The result, the car had over 500hp and a top speed of 274km/h and do the 1/4 mile in 12.78 seconds. The car runed 3 years, from 1984 to 1986, then it was retired.

Automation Test track: 2:14.95
Airfield: 1:20.84


Regulations prohibided aero pieces to extend beyond the car’s silhouette




ADM of Europe™ - 1990 new Venice! -and also new formatting
#109

1985 Rivera Facelift

The Flagship and now older runing model of ADM received its facelift. It had minor differences in the grille, as well as a more modern rear end and a new different trim.


Prime trim, with its 2 color paint scheme


Summary
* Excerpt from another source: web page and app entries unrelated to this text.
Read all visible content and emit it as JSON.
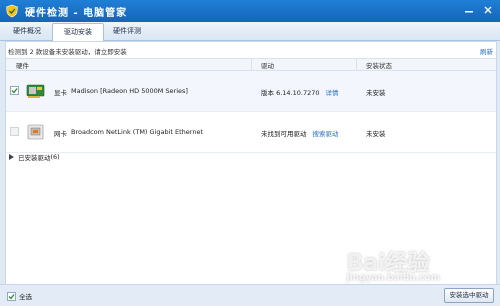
{
  "window": {
    "title": "硬件检测 - 电脑管家"
  },
  "tabs": [
    {
      "label": "硬件概况",
      "active": false
    },
    {
      "label": "驱动安装",
      "active": true
    },
    {
      "label": "硬件评测",
      "active": false
    }
  ],
  "main": {
    "info_prefix": "检测到",
    "info_count": "2",
    "info_suffix": "款设备未安装驱动，请立即安装",
    "refresh_label": "刷新",
    "columns": {
      "hardware": "硬件",
      "driver": "驱动",
      "status": "安装状态"
    },
    "devices": [
      {
        "checked": true,
        "type": "显卡",
        "name": "Madison [Radeon HD 5000M Series]",
        "driver_text": "版本 6.14.10.7270",
        "driver_link": "详情",
        "status": "未安装",
        "icon": "graphics-card-icon"
      },
      {
        "checked": false,
        "type": "网卡",
        "name": "Broadcom NetLink (TM) Gigabit Ethernet",
        "driver_text": "未找到可用驱动",
        "driver_link": "搜索驱动",
        "status": "未安装",
        "icon": "network-card-icon"
      }
    ],
    "installed_section": {
      "label": "已安装驱动",
      "count": "(6)"
    }
  },
  "bottom": {
    "select_all_label": "全选",
    "select_all_checked": true,
    "install_button": "安装选中驱动"
  },
  "watermark": {
    "text": "Bai经验",
    "sub": "jingyan.baidu.com"
  },
  "colors": {
    "title_bar": "#1665b9",
    "link": "#2a6fbe",
    "accent_check": "#2f8a2f"
  }
}
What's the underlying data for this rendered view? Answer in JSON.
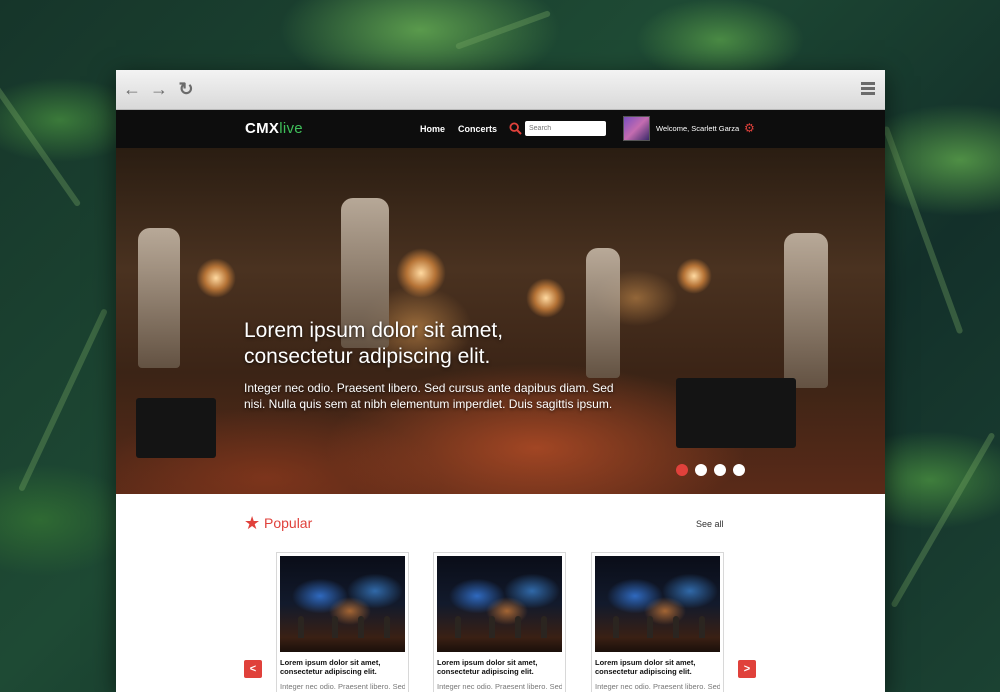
{
  "browser": {
    "back_icon": "arrow-left-icon",
    "forward_icon": "arrow-right-icon",
    "reload_icon": "reload-icon",
    "menu_icon": "hamburger-menu-icon"
  },
  "header": {
    "logo_prefix": "CMX",
    "logo_suffix": "live",
    "nav": [
      {
        "label": "Home"
      },
      {
        "label": "Concerts"
      }
    ],
    "search": {
      "placeholder": "Search",
      "value": ""
    },
    "user": {
      "welcome": "Welcome, Scarlett Garza"
    },
    "accent_color": "#e0413b",
    "logo_accent_color": "#3fbf5a"
  },
  "hero": {
    "title_line1": "Lorem ipsum dolor sit amet,",
    "title_line2": "consectetur adipiscing elit.",
    "text": "Integer nec odio. Praesent libero. Sed cursus ante dapibus diam. Sed nisi. Nulla quis sem at nibh elementum imperdiet. Duis sagittis ipsum.",
    "slides": 4,
    "active_slide": 1
  },
  "popular": {
    "title": "Popular",
    "see_all": "See all",
    "prev": "<",
    "next": ">",
    "cards": [
      {
        "title": "Lorem ipsum dolor sit amet, consectetur adipiscing elit.",
        "text": "Integer nec odio. Praesent libero. Sed"
      },
      {
        "title": "Lorem ipsum dolor sit amet, consectetur adipiscing elit.",
        "text": "Integer nec odio. Praesent libero. Sed"
      },
      {
        "title": "Lorem ipsum dolor sit amet, consectetur adipiscing elit.",
        "text": "Integer nec odio. Praesent libero. Sed"
      }
    ]
  }
}
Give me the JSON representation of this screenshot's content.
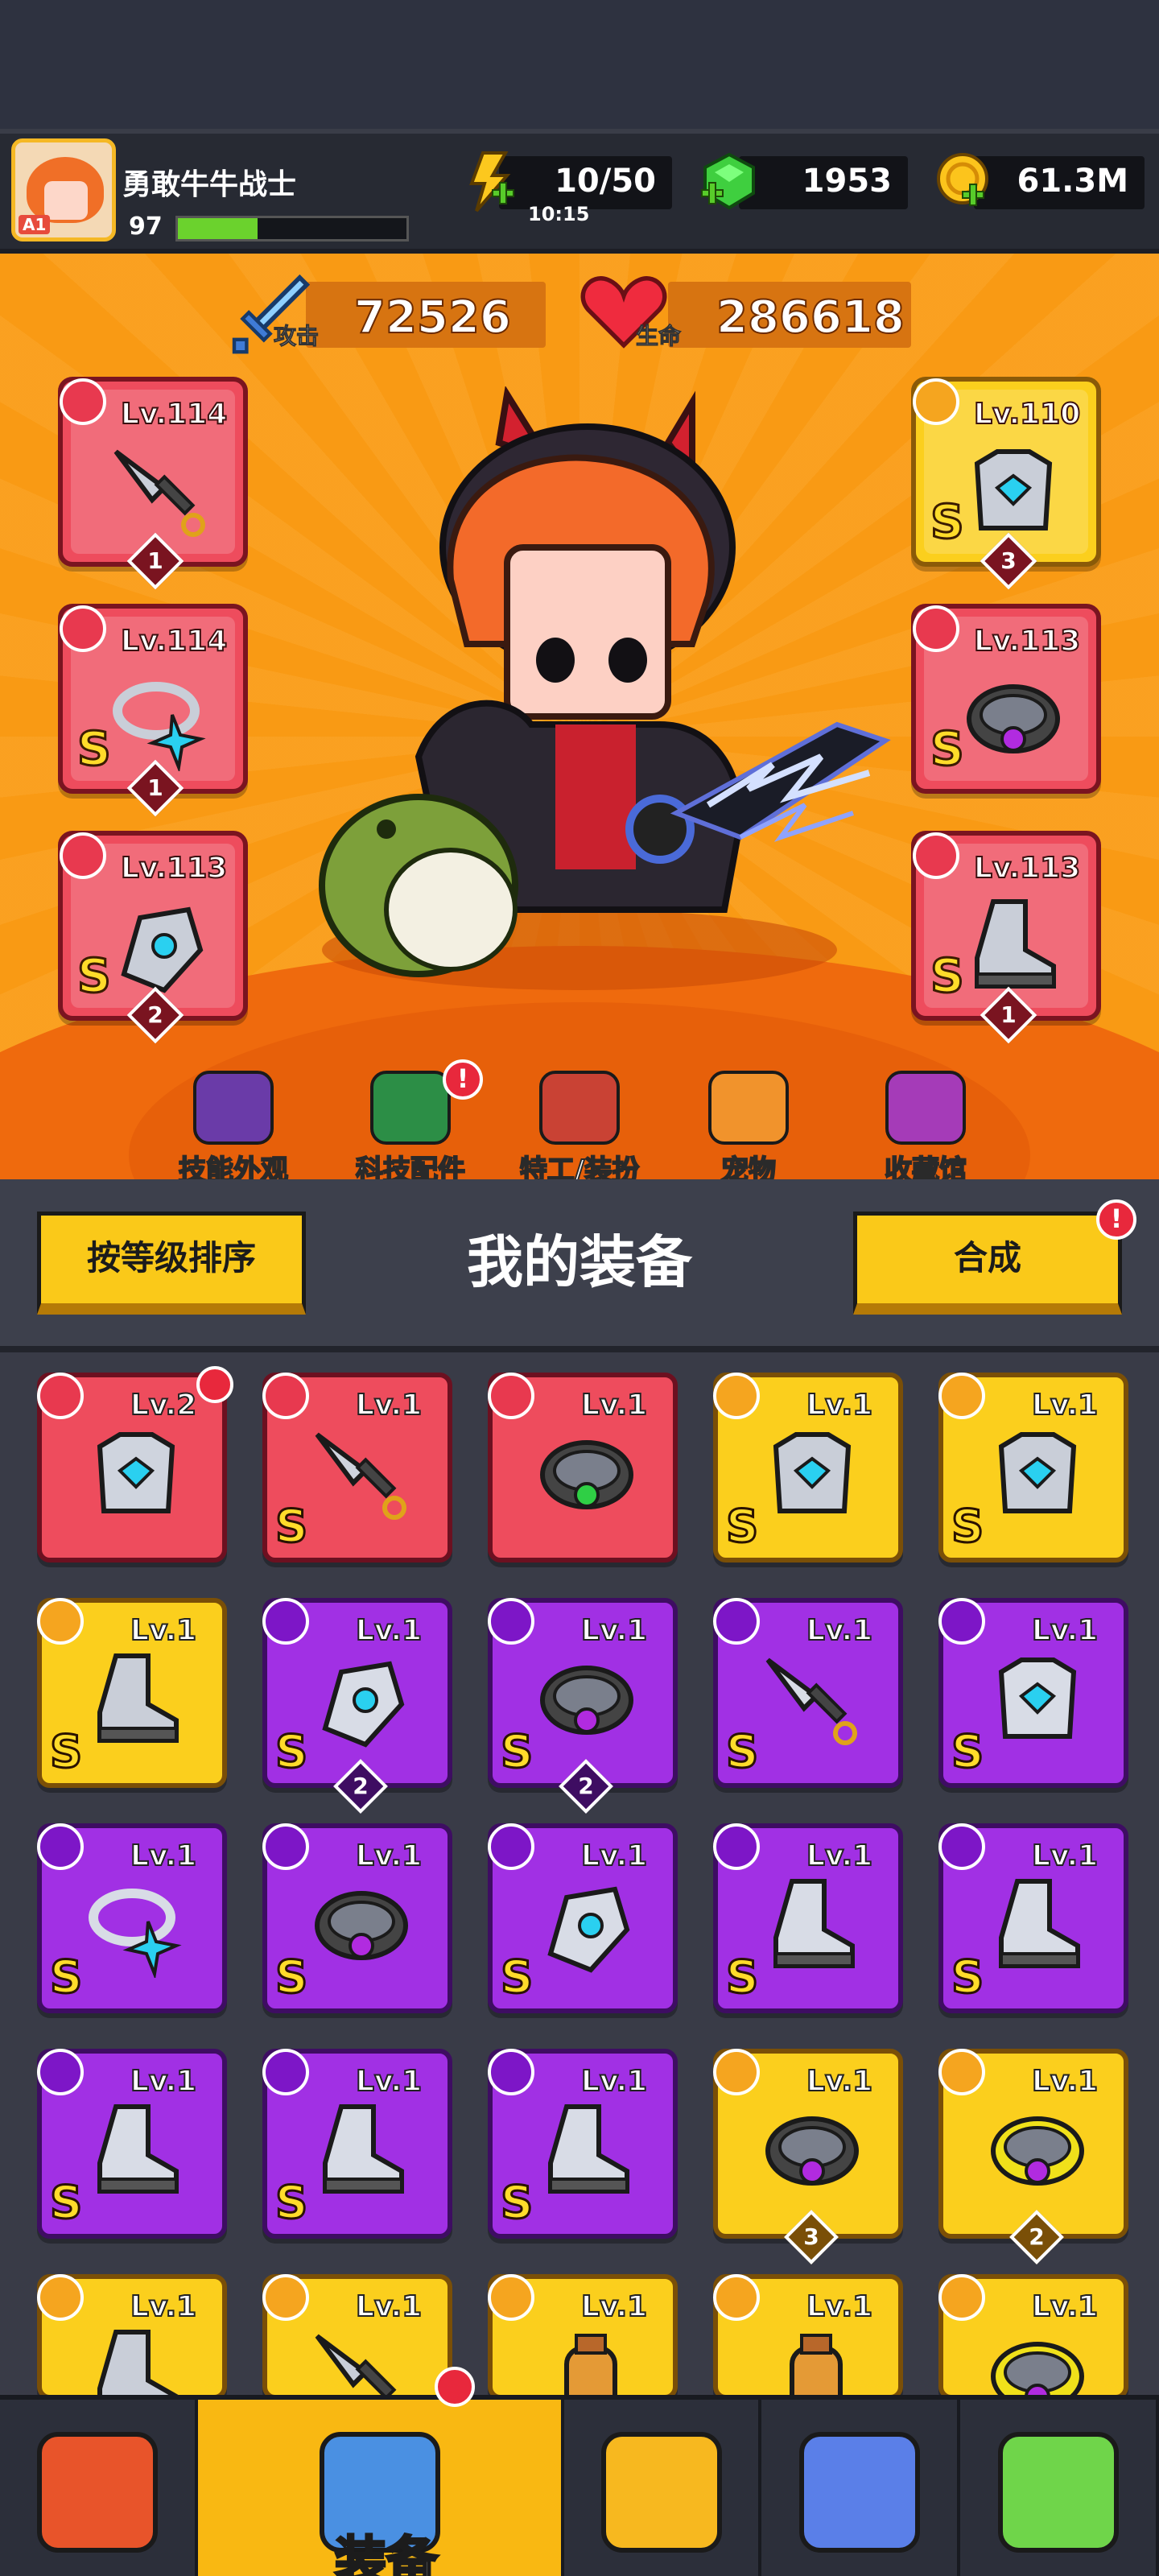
{
  "player": {
    "name": "勇敢牛牛战士",
    "level": "97",
    "badge": "A1",
    "xp_fraction": 0.35
  },
  "resources": {
    "energy": {
      "value": "10/50",
      "timer": "10:15",
      "icon": "lightning-plus-icon"
    },
    "gems": {
      "value": "1953",
      "icon": "green-gem-plus-icon"
    },
    "coins": {
      "value": "61.3M",
      "icon": "gold-coin-plus-icon"
    }
  },
  "stats": {
    "attack": {
      "label": "攻击",
      "value": "72526",
      "icon": "sword-icon"
    },
    "health": {
      "label": "生命",
      "value": "286618",
      "icon": "heart-icon"
    }
  },
  "equipped": [
    {
      "slot": "weapon",
      "level": "Lv.114",
      "rank": "",
      "stars": "1",
      "rarity": "red",
      "icon": "kunai-icon"
    },
    {
      "slot": "necklace",
      "level": "Lv.114",
      "rank": "S",
      "stars": "1",
      "rarity": "red",
      "icon": "star-necklace-icon"
    },
    {
      "slot": "gloves",
      "level": "Lv.113",
      "rank": "S",
      "stars": "2",
      "rarity": "red",
      "icon": "gauntlet-icon"
    },
    {
      "slot": "armor",
      "level": "Lv.110",
      "rank": "S",
      "stars": "3",
      "rarity": "gold",
      "icon": "mech-armor-icon"
    },
    {
      "slot": "belt",
      "level": "Lv.113",
      "rank": "S",
      "stars": "",
      "rarity": "red",
      "icon": "orb-belt-icon"
    },
    {
      "slot": "boots",
      "level": "Lv.113",
      "rank": "S",
      "stars": "1",
      "rarity": "red",
      "icon": "dark-boots-icon"
    }
  ],
  "hero_tabs": [
    {
      "label": "技能外观",
      "icon": "skill-skin-icon",
      "alert": false
    },
    {
      "label": "科技配件",
      "icon": "tech-part-icon",
      "alert": true
    },
    {
      "label": "特工/装扮",
      "icon": "agent-costume-icon",
      "alert": false
    },
    {
      "label": "宠物",
      "icon": "pet-dog-icon",
      "alert": false
    },
    {
      "label": "收藏馆",
      "icon": "collection-chest-icon",
      "alert": false
    }
  ],
  "panel": {
    "sort_label": "按等级排序",
    "title": "我的装备",
    "merge_label": "合成"
  },
  "inventory": [
    {
      "level": "Lv.2",
      "rarity": "red",
      "rank": "",
      "stars": "",
      "icon": "chest-armor-icon",
      "alert": true
    },
    {
      "level": "Lv.1",
      "rarity": "red",
      "rank": "S",
      "stars": "",
      "icon": "dark-kunai-icon",
      "alert": false
    },
    {
      "level": "Lv.1",
      "rarity": "red",
      "rank": "",
      "stars": "",
      "icon": "emerald-ring-icon",
      "alert": false
    },
    {
      "level": "Lv.1",
      "rarity": "gold",
      "rank": "S",
      "stars": "",
      "icon": "mech-armor-icon",
      "alert": false
    },
    {
      "level": "Lv.1",
      "rarity": "gold",
      "rank": "S",
      "stars": "",
      "icon": "dark-armor-icon",
      "alert": false
    },
    {
      "level": "Lv.1",
      "rarity": "gold",
      "rank": "S",
      "stars": "",
      "icon": "mech-boots-icon",
      "alert": false
    },
    {
      "level": "Lv.1",
      "rarity": "purple",
      "rank": "S",
      "stars": "2",
      "icon": "orb-gauntlet-icon",
      "alert": false
    },
    {
      "level": "Lv.1",
      "rarity": "purple",
      "rank": "S",
      "stars": "2",
      "icon": "orb-belt-icon",
      "alert": false
    },
    {
      "level": "Lv.1",
      "rarity": "purple",
      "rank": "S",
      "stars": "",
      "icon": "dark-kunai-icon",
      "alert": false
    },
    {
      "level": "Lv.1",
      "rarity": "purple",
      "rank": "S",
      "stars": "",
      "icon": "mech-armor-icon",
      "alert": false
    },
    {
      "level": "Lv.1",
      "rarity": "purple",
      "rank": "S",
      "stars": "",
      "icon": "star-necklace-icon",
      "alert": false
    },
    {
      "level": "Lv.1",
      "rarity": "purple",
      "rank": "S",
      "stars": "",
      "icon": "hex-belt-icon",
      "alert": false
    },
    {
      "level": "Lv.1",
      "rarity": "purple",
      "rank": "S",
      "stars": "",
      "icon": "blade-gauntlet-icon",
      "alert": false
    },
    {
      "level": "Lv.1",
      "rarity": "purple",
      "rank": "S",
      "stars": "",
      "icon": "mech-boots-icon",
      "alert": false
    },
    {
      "level": "Lv.1",
      "rarity": "purple",
      "rank": "S",
      "stars": "",
      "icon": "dark-boots-icon",
      "alert": false
    },
    {
      "level": "Lv.1",
      "rarity": "purple",
      "rank": "S",
      "stars": "",
      "icon": "silver-boots-icon",
      "alert": false
    },
    {
      "level": "Lv.1",
      "rarity": "purple",
      "rank": "S",
      "stars": "",
      "icon": "silver-boots-icon",
      "alert": false
    },
    {
      "level": "Lv.1",
      "rarity": "purple",
      "rank": "S",
      "stars": "",
      "icon": "silver-boots-icon",
      "alert": false
    },
    {
      "level": "Lv.1",
      "rarity": "gold",
      "rank": "",
      "stars": "3",
      "icon": "star-belt-icon",
      "alert": false
    },
    {
      "level": "Lv.1",
      "rarity": "gold",
      "rank": "",
      "stars": "2",
      "icon": "spiked-collar-icon",
      "alert": false
    },
    {
      "level": "Lv.1",
      "rarity": "gold",
      "rank": "",
      "stars": "",
      "icon": "boots-icon",
      "alert": false
    },
    {
      "level": "Lv.1",
      "rarity": "gold",
      "rank": "",
      "stars": "",
      "icon": "kunai-icon",
      "alert": false
    },
    {
      "level": "Lv.1",
      "rarity": "gold",
      "rank": "",
      "stars": "",
      "icon": "potion-icon",
      "alert": false
    },
    {
      "level": "Lv.1",
      "rarity": "gold",
      "rank": "",
      "stars": "",
      "icon": "potion-icon",
      "alert": false
    },
    {
      "level": "Lv.1",
      "rarity": "gold",
      "rank": "",
      "stars": "",
      "icon": "collar-icon",
      "alert": false
    }
  ],
  "bottom_nav": [
    {
      "id": "shop",
      "label": "",
      "icon": "shop-stall-icon",
      "active": false
    },
    {
      "id": "equipment",
      "label": "装备",
      "icon": "equipment-bag-icon",
      "active": true
    },
    {
      "id": "battle",
      "label": "",
      "icon": "crossed-swords-star-icon",
      "active": false
    },
    {
      "id": "talent",
      "label": "",
      "icon": "star-orb-icon",
      "active": false
    },
    {
      "id": "evolve",
      "label": "",
      "icon": "dna-capsule-icon",
      "active": false
    }
  ],
  "colors": {
    "hero_bg": "#f99a14",
    "panel_bg": "#393b47",
    "red": "#ee4c5d",
    "gold": "#fbcf1d",
    "purple": "#a130e4",
    "button": "#fac919"
  }
}
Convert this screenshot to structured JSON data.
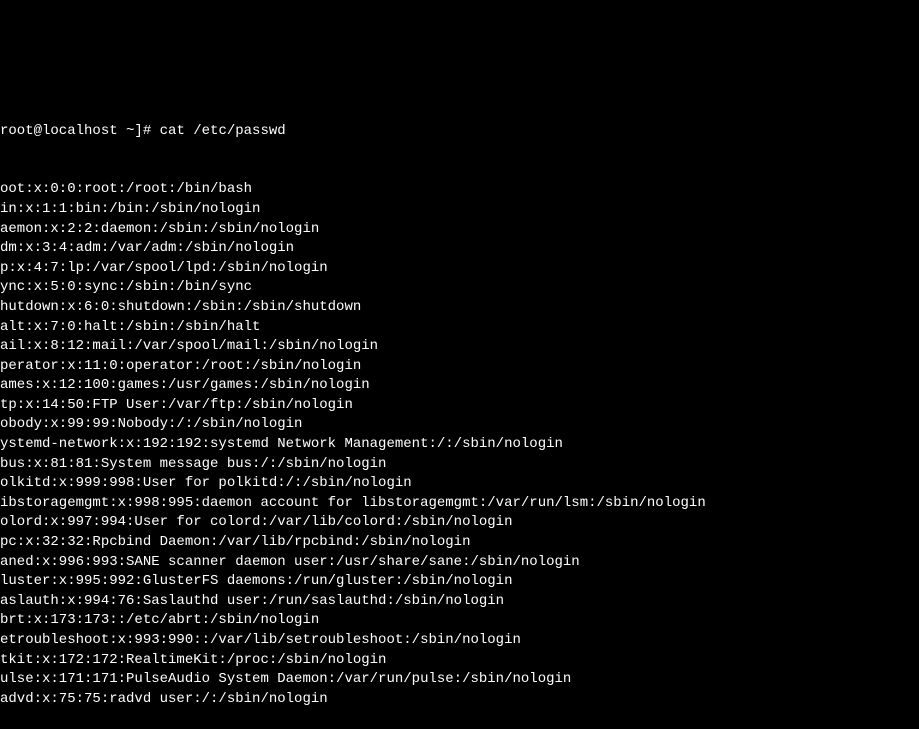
{
  "terminal": {
    "prompt": "root@localhost ~]# ",
    "command": "cat /etc/passwd",
    "lines": [
      "oot:x:0:0:root:/root:/bin/bash",
      "in:x:1:1:bin:/bin:/sbin/nologin",
      "aemon:x:2:2:daemon:/sbin:/sbin/nologin",
      "dm:x:3:4:adm:/var/adm:/sbin/nologin",
      "p:x:4:7:lp:/var/spool/lpd:/sbin/nologin",
      "ync:x:5:0:sync:/sbin:/bin/sync",
      "hutdown:x:6:0:shutdown:/sbin:/sbin/shutdown",
      "alt:x:7:0:halt:/sbin:/sbin/halt",
      "ail:x:8:12:mail:/var/spool/mail:/sbin/nologin",
      "perator:x:11:0:operator:/root:/sbin/nologin",
      "ames:x:12:100:games:/usr/games:/sbin/nologin",
      "tp:x:14:50:FTP User:/var/ftp:/sbin/nologin",
      "obody:x:99:99:Nobody:/:/sbin/nologin",
      "ystemd-network:x:192:192:systemd Network Management:/:/sbin/nologin",
      "bus:x:81:81:System message bus:/:/sbin/nologin",
      "olkitd:x:999:998:User for polkitd:/:/sbin/nologin",
      "ibstoragemgmt:x:998:995:daemon account for libstoragemgmt:/var/run/lsm:/sbin/nologin",
      "olord:x:997:994:User for colord:/var/lib/colord:/sbin/nologin",
      "pc:x:32:32:Rpcbind Daemon:/var/lib/rpcbind:/sbin/nologin",
      "aned:x:996:993:SANE scanner daemon user:/usr/share/sane:/sbin/nologin",
      "luster:x:995:992:GlusterFS daemons:/run/gluster:/sbin/nologin",
      "aslauth:x:994:76:Saslauthd user:/run/saslauthd:/sbin/nologin",
      "brt:x:173:173::/etc/abrt:/sbin/nologin",
      "etroubleshoot:x:993:990::/var/lib/setroubleshoot:/sbin/nologin",
      "tkit:x:172:172:RealtimeKit:/proc:/sbin/nologin",
      "ulse:x:171:171:PulseAudio System Daemon:/var/run/pulse:/sbin/nologin",
      "advd:x:75:75:radvd user:/:/sbin/nologin"
    ]
  }
}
The revisioned facelift had a couple of differences in the front facia (mainly a new indicator and reflector configuration) as well as different rear lights configuration, as it was one of the regular complaints of some buyers. Also, it had a more comfortable suspension configuration and overall improved comfort.

Another key difference, was the incursion of a new trim, called Fleet and as the name suggests it was intented to be sold as fleet car for companies to be used in different types of situations. It was equipped with a simpler interior, no entertainment, it came with a revised version of the ADM V6, this time making around 117hp (1985 was the time ADM changed to Single throttle body injection on all models). Also it lacked some external features such as foglights or the Rivera logo on the bonet.

The other trims were as expected, a regular version with the Barracuda V8 downsized to 5L with TBI mated to an automatic 3 speed + OD transmission with premium interior. The Luxury package include a premium radio and ADM’s hydroneumatic suspension, plus a 2 tone paint job.

The police chaser version was also upgrated, this time it came with a powerful 5.5L Barracuda v8 putting down 230hp


Specs and Price
All prices are in 1985 USD dlls

Fleet - $5,419.21



Estándar - $9,278.78



Luxury Package - $11,575.60



#110

1985 Quijote Facelift

1985 was the year ADM revitalized almost of all its models (except the Galgo and the Madero). Different to the Rivera, the Quijote saw a more depth change both aesthetically and mechanically.


1985, the year of the facelifts


Summary

The Quijote was now offered in 3 trims instead of 2, a Base one, a Wagon and a more premium one. The basic engineering remained the same, all were powered by the ADM V6, now equipped with a throttle body injection, more efficient (but not that much poweful)


Not a Bogliq

Both the base and the Wagon came with a revised 3.2L engine in a Longitudinal FWD configuration, mated to a 3 speed automatic with 117hp and a improved fuel economy (16mpg combined). Interior equipment was standard for the time.


The rear end was a point many buyers didn’t like on the previous version

The Lx trim was equiped with a bored version of the same engine, 3.6L and 136hp, with a 3 speed + OD automatic transmission, reaching 16.5 mpg combined. As the name implied, it came with a better stereo and a more refined interior (tho not as much as the Rivera’s)


Wagon trim. Not particularly exciting


Price an specs
All prices are in 1985 US dlls

Quijote Base - $5,119.47



Quijote Wagon - $5,489.59



Quijote Lx - $6,927.49